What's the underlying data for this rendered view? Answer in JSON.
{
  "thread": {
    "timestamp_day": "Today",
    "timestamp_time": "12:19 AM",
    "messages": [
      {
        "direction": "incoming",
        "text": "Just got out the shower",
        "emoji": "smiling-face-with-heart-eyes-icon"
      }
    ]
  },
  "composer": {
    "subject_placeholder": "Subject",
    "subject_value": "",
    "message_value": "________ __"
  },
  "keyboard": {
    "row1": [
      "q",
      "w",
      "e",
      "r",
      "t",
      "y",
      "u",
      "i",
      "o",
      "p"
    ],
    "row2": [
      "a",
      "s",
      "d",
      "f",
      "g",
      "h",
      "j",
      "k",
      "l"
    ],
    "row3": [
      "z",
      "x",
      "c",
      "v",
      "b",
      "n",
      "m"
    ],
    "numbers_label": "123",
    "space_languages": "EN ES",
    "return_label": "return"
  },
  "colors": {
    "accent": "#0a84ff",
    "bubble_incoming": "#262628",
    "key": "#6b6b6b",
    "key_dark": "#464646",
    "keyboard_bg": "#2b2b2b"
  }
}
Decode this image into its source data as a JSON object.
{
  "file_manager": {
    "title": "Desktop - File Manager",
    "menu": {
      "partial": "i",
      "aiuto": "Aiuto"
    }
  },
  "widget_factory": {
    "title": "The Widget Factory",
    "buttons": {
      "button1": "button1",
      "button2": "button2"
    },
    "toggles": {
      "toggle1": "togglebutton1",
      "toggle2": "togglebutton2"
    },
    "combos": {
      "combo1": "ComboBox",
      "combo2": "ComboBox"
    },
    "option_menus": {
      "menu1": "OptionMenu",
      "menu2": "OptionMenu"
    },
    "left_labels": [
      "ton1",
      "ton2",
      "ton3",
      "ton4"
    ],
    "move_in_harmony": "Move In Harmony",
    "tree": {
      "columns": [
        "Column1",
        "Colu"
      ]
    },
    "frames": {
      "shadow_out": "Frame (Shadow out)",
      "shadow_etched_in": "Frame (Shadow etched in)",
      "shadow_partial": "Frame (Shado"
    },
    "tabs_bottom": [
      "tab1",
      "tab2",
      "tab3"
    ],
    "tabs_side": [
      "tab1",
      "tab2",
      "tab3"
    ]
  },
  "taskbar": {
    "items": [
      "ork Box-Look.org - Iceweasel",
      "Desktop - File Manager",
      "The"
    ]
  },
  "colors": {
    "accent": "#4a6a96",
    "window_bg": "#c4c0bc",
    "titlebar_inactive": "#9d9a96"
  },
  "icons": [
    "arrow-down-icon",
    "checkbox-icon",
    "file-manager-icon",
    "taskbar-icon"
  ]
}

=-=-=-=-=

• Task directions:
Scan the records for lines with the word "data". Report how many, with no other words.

• Written answer:
2